[Stored entries]
%%

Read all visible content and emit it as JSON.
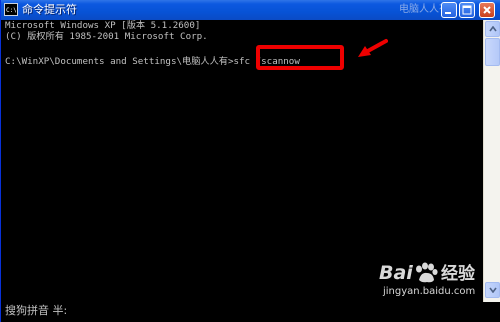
{
  "window": {
    "title": "命令提示符",
    "watermark_title": "电脑人人有"
  },
  "console": {
    "lines": [
      "Microsoft Windows XP [版本 5.1.2600]",
      "(C) 版权所有 1985-2001 Microsoft Corp."
    ],
    "prompt": "C:\\WinXP\\Documents and Settings\\电脑人人有>",
    "command": "sfc /scannow",
    "highlight_color": "#ee0000"
  },
  "ime": {
    "status_text": "搜狗拼音 半:"
  },
  "watermark": {
    "brand_bai": "Bai",
    "brand_jingyan": "经验",
    "url": "jingyan.baidu.com"
  },
  "icons": {
    "app": "cmd-icon",
    "minimize": "minimize-icon",
    "maximize": "maximize-icon",
    "close": "close-icon",
    "scroll_up": "chevron-up-icon",
    "scroll_down": "chevron-down-icon",
    "annotation": "arrow-icon",
    "paw": "baidu-paw-icon"
  }
}
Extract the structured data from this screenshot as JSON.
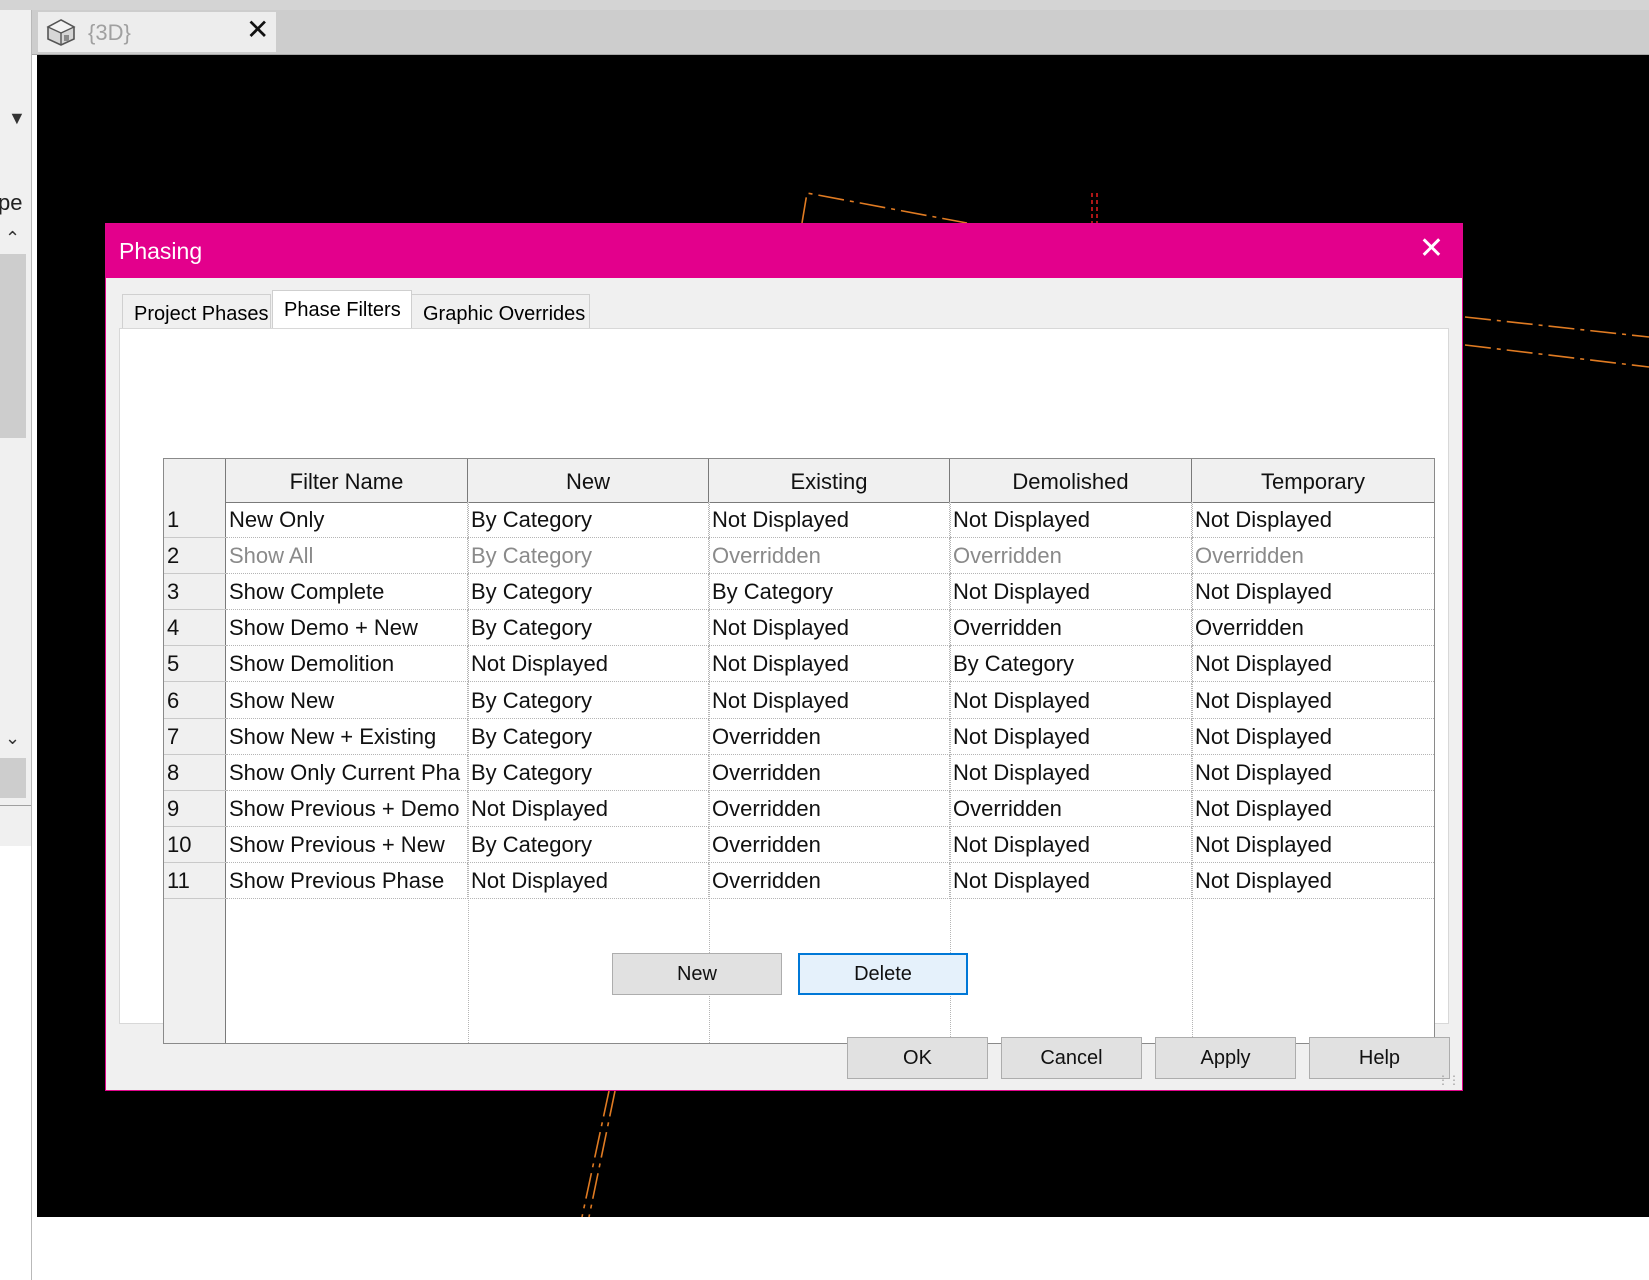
{
  "background": {
    "left_panel_label": "pe",
    "view_tab_label": "{3D}",
    "icons": {
      "left_dropdown": "triangle-down-icon",
      "left_scroll_up": "chevron-up-icon",
      "left_scroll_down": "chevron-down-icon",
      "view_icon": "3d-house-icon",
      "view_close": "close-icon"
    }
  },
  "dialog": {
    "title": "Phasing",
    "close_icon": "close-icon",
    "accent_color": "#e3008c",
    "tabs": [
      {
        "label": "Project Phases",
        "active": false
      },
      {
        "label": "Phase Filters",
        "active": true
      },
      {
        "label": "Graphic Overrides",
        "active": false
      }
    ],
    "table": {
      "columns": [
        "Filter Name",
        "New",
        "Existing",
        "Demolished",
        "Temporary"
      ],
      "rows": [
        {
          "num": "1",
          "cells": [
            "New Only",
            "By Category",
            "Not Displayed",
            "Not Displayed",
            "Not Displayed"
          ],
          "dimmed": false
        },
        {
          "num": "2",
          "cells": [
            "Show All",
            "By Category",
            "Overridden",
            "Overridden",
            "Overridden"
          ],
          "dimmed": true
        },
        {
          "num": "3",
          "cells": [
            "Show Complete",
            "By Category",
            "By Category",
            "Not Displayed",
            "Not Displayed"
          ],
          "dimmed": false
        },
        {
          "num": "4",
          "cells": [
            "Show Demo + New",
            "By Category",
            "Not Displayed",
            "Overridden",
            "Overridden"
          ],
          "dimmed": false
        },
        {
          "num": "5",
          "cells": [
            "Show Demolition",
            "Not Displayed",
            "Not Displayed",
            "By Category",
            "Not Displayed"
          ],
          "dimmed": false
        },
        {
          "num": "6",
          "cells": [
            "Show New",
            "By Category",
            "Not Displayed",
            "Not Displayed",
            "Not Displayed"
          ],
          "dimmed": false
        },
        {
          "num": "7",
          "cells": [
            "Show New + Existing",
            "By Category",
            "Overridden",
            "Not Displayed",
            "Not Displayed"
          ],
          "dimmed": false
        },
        {
          "num": "8",
          "cells": [
            "Show Only Current Pha",
            "By Category",
            "Overridden",
            "Not Displayed",
            "Not Displayed"
          ],
          "dimmed": false
        },
        {
          "num": "9",
          "cells": [
            "Show Previous + Demo",
            "Not Displayed",
            "Overridden",
            "Overridden",
            "Not Displayed"
          ],
          "dimmed": false
        },
        {
          "num": "10",
          "cells": [
            "Show Previous + New",
            "By Category",
            "Overridden",
            "Not Displayed",
            "Not Displayed"
          ],
          "dimmed": false
        },
        {
          "num": "11",
          "cells": [
            "Show Previous Phase",
            "Not Displayed",
            "Overridden",
            "Not Displayed",
            "Not Displayed"
          ],
          "dimmed": false
        }
      ]
    },
    "grid_buttons": {
      "new": "New",
      "delete": "Delete"
    },
    "footer_buttons": {
      "ok": "OK",
      "cancel": "Cancel",
      "apply": "Apply",
      "help": "Help"
    }
  }
}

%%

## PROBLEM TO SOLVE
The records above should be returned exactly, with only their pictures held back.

## WRITTEN ANSWER
Read all visible content and emit it as JSON.
{
  "window": {
    "title": "命令提示符",
    "watermark_title": "电脑人人有"
  },
  "console": {
    "lines": [
      "Microsoft Windows XP [版本 5.1.2600]",
      "(C) 版权所有 1985-2001 Microsoft Corp."
    ],
    "prompt": "C:\\WinXP\\Documents and Settings\\电脑人人有>",
    "command": "sfc /scannow",
    "highlight_color": "#ee0000"
  },
  "ime": {
    "status_text": "搜狗拼音 半:"
  },
  "watermark": {
    "brand_bai": "Bai",
    "brand_jingyan": "经验",
    "url": "jingyan.baidu.com"
  },
  "icons": {
    "app": "cmd-icon",
    "minimize": "minimize-icon",
    "maximize": "maximize-icon",
    "close": "close-icon",
    "scroll_up": "chevron-up-icon",
    "scroll_down": "chevron-down-icon",
    "annotation": "arrow-icon",
    "paw": "baidu-paw-icon"
  }
}
Extract the structured data from this screenshot as JSON.
{
  "background": {
    "left_panel_label": "pe",
    "view_tab_label": "{3D}",
    "icons": {
      "left_dropdown": "triangle-down-icon",
      "left_scroll_up": "chevron-up-icon",
      "left_scroll_down": "chevron-down-icon",
      "view_icon": "3d-house-icon",
      "view_close": "close-icon"
    }
  },
  "dialog": {
    "title": "Phasing",
    "close_icon": "close-icon",
    "accent_color": "#e3008c",
    "tabs": [
      {
        "label": "Project Phases",
        "active": false
      },
      {
        "label": "Phase Filters",
        "active": true
      },
      {
        "label": "Graphic Overrides",
        "active": false
      }
    ],
    "table": {
      "columns": [
        "Filter Name",
        "New",
        "Existing",
        "Demolished",
        "Temporary"
      ],
      "rows": [
        {
          "num": "1",
          "cells": [
            "New Only",
            "By Category",
            "Not Displayed",
            "Not Displayed",
            "Not Displayed"
          ],
          "dimmed": false
        },
        {
          "num": "2",
          "cells": [
            "Show All",
            "By Category",
            "Overridden",
            "Overridden",
            "Overridden"
          ],
          "dimmed": true
        },
        {
          "num": "3",
          "cells": [
            "Show Complete",
            "By Category",
            "By Category",
            "Not Displayed",
            "Not Displayed"
          ],
          "dimmed": false
        },
        {
          "num": "4",
          "cells": [
            "Show Demo + New",
            "By Category",
            "Not Displayed",
            "Overridden",
            "Overridden"
          ],
          "dimmed": false
        },
        {
          "num": "5",
          "cells": [
            "Show Demolition",
            "Not Displayed",
            "Not Displayed",
            "By Category",
            "Not Displayed"
          ],
          "dimmed": false
        },
        {
          "num": "6",
          "cells": [
            "Show New",
            "By Category",
            "Not Displayed",
            "Not Displayed",
            "Not Displayed"
          ],
          "dimmed": false
        },
        {
          "num": "7",
          "cells": [
            "Show New + Existing",
            "By Category",
            "Overridden",
            "Not Displayed",
            "Not Displayed"
          ],
          "dimmed": false
        },
        {
          "num": "8",
          "cells": [
            "Show Only Current Pha",
            "By Category",
            "Overridden",
            "Not Displayed",
            "Not Displayed"
          ],
          "dimmed": false
        },
        {
          "num": "9",
          "cells": [
            "Show Previous + Demo",
            "Not Displayed",
            "Overridden",
            "Overridden",
            "Not Displayed"
          ],
          "dimmed": false
        },
        {
          "num": "10",
          "cells": [
            "Show Previous + New",
            "By Category",
            "Overridden",
            "Not Displayed",
            "Not Displayed"
          ],
          "dimmed": false
        },
        {
          "num": "11",
          "cells": [
            "Show Previous Phase",
            "Not Displayed",
            "Overridden",
            "Not Displayed",
            "Not Displayed"
          ],
          "dimmed": false
        }
      ]
    },
    "grid_buttons": {
      "new": "New",
      "delete": "Delete"
    },
    "footer_buttons": {
      "ok": "OK",
      "cancel": "Cancel",
      "apply": "Apply",
      "help": "Help"
    }
  }
}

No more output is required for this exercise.